It’s time to get back to my journey and sharing it with you. I’ve had a very shoe- centric 3 months. It’s been exciting and exhilarating and best of all, I’ve carved a path forward with my business.
As many of you know, I had not been able to practice my shoe making skills. My full-time job and personal issues were keeping me very busy. Last summer, I made a decision to make some big changes that would allow me to focus on shoe making. I’ve stepped down from my full-time teaching position as of August 31, 2016. I’ve beefed up my consultancy, ONO made in the 191.
I attended a Shoe Symposium in Ashland, Oregon and re-connected with my teacher Bill Shanor from Bonney & Wills.

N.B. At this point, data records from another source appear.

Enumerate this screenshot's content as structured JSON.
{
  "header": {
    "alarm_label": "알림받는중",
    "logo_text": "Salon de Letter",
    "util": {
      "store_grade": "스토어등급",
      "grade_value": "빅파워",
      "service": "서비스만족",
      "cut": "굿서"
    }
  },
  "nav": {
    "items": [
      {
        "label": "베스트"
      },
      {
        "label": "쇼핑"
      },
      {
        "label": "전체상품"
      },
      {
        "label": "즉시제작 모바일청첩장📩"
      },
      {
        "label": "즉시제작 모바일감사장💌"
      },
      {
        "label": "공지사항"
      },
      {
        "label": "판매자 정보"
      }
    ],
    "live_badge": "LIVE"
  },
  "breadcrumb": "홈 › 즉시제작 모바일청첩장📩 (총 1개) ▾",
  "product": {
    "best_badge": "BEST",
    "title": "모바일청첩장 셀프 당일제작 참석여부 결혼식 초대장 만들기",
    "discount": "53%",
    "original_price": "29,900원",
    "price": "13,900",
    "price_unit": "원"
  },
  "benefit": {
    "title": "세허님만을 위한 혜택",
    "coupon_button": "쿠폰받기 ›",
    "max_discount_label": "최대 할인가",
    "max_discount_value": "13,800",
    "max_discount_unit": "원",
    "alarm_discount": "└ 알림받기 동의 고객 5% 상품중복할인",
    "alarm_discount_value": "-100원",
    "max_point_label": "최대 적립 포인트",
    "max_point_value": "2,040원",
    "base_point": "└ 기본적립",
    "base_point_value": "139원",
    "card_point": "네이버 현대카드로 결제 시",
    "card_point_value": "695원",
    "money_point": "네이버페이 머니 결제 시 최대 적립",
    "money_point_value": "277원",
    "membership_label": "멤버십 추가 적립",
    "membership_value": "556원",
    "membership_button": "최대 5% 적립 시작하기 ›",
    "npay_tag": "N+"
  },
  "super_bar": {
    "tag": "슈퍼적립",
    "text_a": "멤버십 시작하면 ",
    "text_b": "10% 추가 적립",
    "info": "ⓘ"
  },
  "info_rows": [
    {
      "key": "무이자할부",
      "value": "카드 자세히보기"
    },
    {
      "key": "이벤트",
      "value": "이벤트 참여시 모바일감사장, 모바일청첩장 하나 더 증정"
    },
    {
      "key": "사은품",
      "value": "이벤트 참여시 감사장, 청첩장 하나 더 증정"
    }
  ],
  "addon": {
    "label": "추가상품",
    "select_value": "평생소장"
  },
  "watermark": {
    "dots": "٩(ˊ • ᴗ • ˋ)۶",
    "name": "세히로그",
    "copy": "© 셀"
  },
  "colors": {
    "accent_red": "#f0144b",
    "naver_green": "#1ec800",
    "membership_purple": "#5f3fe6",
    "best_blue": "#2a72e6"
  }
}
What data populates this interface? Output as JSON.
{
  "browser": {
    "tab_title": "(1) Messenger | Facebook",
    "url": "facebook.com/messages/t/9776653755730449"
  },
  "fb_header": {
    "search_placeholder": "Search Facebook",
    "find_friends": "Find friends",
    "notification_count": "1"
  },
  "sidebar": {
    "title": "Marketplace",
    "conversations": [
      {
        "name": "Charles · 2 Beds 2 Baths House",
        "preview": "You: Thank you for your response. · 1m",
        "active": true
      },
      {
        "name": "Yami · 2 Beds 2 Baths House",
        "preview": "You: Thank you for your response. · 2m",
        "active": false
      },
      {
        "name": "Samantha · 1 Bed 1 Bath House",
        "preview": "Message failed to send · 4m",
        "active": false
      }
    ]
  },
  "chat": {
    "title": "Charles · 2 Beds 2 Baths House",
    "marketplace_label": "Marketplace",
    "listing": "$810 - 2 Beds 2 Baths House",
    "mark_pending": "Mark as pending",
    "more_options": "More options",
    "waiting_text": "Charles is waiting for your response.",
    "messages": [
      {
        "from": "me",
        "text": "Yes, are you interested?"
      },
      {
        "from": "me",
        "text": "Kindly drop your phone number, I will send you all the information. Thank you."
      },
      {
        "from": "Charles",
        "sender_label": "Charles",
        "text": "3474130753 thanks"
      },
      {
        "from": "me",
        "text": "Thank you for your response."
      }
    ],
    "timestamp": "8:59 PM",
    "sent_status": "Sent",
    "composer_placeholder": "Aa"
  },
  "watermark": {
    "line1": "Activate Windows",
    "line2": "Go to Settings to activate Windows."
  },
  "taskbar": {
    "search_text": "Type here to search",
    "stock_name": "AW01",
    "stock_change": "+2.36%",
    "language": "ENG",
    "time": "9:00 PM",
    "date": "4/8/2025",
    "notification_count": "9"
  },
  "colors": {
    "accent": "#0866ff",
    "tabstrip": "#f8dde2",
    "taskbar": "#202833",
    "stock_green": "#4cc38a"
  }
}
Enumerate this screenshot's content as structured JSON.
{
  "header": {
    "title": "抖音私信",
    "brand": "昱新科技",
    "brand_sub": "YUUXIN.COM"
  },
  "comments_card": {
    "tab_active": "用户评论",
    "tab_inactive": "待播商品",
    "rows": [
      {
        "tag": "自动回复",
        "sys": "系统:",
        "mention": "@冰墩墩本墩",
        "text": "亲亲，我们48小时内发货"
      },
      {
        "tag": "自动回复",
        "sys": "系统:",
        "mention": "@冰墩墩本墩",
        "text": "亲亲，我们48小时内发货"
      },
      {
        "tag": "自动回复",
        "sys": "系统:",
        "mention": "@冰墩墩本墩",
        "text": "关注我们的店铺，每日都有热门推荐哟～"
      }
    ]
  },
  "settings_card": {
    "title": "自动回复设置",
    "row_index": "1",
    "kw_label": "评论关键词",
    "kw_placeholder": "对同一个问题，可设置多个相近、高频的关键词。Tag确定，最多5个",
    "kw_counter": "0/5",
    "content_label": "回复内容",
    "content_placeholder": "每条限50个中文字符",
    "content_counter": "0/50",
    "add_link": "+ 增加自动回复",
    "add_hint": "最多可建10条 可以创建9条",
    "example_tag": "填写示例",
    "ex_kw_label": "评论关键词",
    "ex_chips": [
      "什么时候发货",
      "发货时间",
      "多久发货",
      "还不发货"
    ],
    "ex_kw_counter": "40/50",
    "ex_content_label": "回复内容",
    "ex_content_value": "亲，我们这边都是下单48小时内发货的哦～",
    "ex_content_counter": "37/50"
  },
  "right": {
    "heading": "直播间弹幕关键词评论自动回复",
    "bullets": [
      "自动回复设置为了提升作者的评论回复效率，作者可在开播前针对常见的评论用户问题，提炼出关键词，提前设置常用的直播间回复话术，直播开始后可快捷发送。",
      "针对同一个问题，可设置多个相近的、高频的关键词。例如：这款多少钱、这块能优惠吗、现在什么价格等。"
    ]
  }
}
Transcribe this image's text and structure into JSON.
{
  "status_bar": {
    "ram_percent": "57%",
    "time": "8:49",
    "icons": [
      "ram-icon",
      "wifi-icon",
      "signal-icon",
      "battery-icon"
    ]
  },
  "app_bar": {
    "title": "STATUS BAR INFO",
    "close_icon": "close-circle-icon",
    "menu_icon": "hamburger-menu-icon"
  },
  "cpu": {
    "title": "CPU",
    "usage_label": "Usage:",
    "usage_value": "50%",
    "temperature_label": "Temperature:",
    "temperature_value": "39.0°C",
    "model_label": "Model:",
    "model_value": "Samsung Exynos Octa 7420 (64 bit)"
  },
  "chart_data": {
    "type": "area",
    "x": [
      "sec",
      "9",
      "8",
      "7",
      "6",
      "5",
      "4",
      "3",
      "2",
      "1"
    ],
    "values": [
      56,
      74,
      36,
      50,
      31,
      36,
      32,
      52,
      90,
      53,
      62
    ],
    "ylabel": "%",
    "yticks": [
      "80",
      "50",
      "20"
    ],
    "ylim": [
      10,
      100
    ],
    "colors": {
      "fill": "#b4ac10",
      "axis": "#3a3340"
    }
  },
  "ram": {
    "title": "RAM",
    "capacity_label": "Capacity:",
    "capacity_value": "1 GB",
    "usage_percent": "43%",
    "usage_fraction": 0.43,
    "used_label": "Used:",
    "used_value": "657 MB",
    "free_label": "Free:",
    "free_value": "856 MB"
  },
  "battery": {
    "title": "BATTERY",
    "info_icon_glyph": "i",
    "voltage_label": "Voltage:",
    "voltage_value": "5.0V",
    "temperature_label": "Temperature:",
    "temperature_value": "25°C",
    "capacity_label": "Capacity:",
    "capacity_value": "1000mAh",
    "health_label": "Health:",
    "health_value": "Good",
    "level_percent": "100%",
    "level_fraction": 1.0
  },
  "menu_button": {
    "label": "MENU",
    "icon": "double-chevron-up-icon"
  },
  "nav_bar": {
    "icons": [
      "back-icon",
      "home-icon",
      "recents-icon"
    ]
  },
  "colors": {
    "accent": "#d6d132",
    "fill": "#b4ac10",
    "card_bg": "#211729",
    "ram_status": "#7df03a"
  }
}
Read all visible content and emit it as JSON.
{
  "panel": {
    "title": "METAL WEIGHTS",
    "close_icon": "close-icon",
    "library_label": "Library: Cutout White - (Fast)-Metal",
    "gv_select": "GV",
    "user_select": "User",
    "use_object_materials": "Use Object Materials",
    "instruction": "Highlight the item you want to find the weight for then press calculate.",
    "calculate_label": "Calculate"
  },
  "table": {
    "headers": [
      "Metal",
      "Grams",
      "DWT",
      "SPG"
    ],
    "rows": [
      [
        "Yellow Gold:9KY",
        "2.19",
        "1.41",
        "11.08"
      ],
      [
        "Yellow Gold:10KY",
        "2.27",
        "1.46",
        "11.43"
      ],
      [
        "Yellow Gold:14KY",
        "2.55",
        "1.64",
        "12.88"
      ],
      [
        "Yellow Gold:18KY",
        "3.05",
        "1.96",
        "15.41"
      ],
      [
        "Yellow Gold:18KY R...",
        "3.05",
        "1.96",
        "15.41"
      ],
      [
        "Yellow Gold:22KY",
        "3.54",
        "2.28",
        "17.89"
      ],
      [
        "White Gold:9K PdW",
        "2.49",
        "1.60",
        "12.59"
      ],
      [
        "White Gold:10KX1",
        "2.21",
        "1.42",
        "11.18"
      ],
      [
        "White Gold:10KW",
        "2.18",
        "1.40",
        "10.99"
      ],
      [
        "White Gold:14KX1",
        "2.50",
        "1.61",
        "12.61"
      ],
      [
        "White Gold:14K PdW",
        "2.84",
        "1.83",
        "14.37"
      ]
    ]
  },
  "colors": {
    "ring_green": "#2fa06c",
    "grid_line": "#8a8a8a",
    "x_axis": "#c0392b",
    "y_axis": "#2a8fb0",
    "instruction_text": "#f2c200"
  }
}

The biggest gain from this experience was a bunch of small quantity suppliers. These relationships have been critical in my path forward. I also made a connection with Iron Horse Boots who has a similar business model to me. I am hopeful we can collaborate and support each other as we move forward.
Since May, I’ve been working on making. I started with a recycled sandal and since have moved into 6 styles of women’s sandals. I’ll share each with you in my next posts. The plan is to work on my craft, work through prototyping and have the prototypes tested. So far so good. I’m concentrating on cement construction just now.
The next batch will include sewing with my fabulous new (to me) Singer Post Bed Machine. I’m partnering with screenprinter/bag maker, Tim Eads. His fabric, my designs to make a men’s loafer style deck shoe and women’s espradrilles. The bases have just arrived via Esty.
I’m back and ready to share my journey with you. Sit back and enjoy.
Architecture and shoe design lost a great one this past week – RIP Zaha Hadid. As we see somewhat often, architects understand how to make shoes. In 2013 Hadid and United Nude creative director, Rem Koolhaas produced a wonderfully sculptural, chromed collaboration dubbed the NOVA. Shown as the art pieces they are, the launch rightly presented them in museum exhibition mode, under glass.
According to the United Nude website, “the revolutionary design of the NOVA shoe combines innovative materialization and ergonomic considerations with the dynamism of [her] unmistakable architectural language to convey an inherent sense of movement…[she] has developed an innovative cantilevered system that allows the staggering 16cm (6.25 in) heel to appear completely unsupported.”
An innovator and futurist, she leaves the world a more interesting place.
Eye candy – works of art in leather. It’s arrived. Thank you Amazon Prime. Welcome to my bookshelf – Moreschi The Italian Art of Shoemaking: Works of Art in Leather, edited by Cristina Morrozi, photographed by Giò Martorana and produced by Rizzoli. This book traces the heritage of artisan culture & craft in Italian shoe production using the premiere brand, Moreschi as a model. Known for exacting standards and unique style, Moreschi produces every pair of shoes from design stage to retailer on-site. Breathtakingly beautiful for your coffee table. Instructive for the shoe purist.
Today, March 15th is National Shoe the World Day. 500 million people around the world don’t have reliable shoes! That’s outrageous when so many, including me, have a closet filled with more than we could ever wear out.
What can you do today and every day? Spread awareness to everyone you know about the need. Shop for shoes that give back. Check the archive for SOS-Save our Soles and Shoes that Grow. Or check out these buy one give one brands: Tom’s, Roma Boots, and Bob’s by Sketchers. Help locally by cleaning out your shoes and sending the ones you no longer need to a local shelter.
Today do something good to help get a pair of shoes to those in need. Thursday you can celebrate with a green beer.
There’s not much fashion included, but this display sure does make a statement. Created by Argentinian artist, Dalila Puzzovio in 1967 as a reaction to the lack of response to trends in Argentinian Fashion, these colorful shoes were an avante-garde, contemporary couture contrast to the usual (at the time) black and brown styles of the day. The award winning sculpture was displayed in the windows of Argentinian shoe chain, Grimoldi, the perfect foil for blurring the lines between mass-production and Art.
These baby are certainly part of the shoe vernacular today.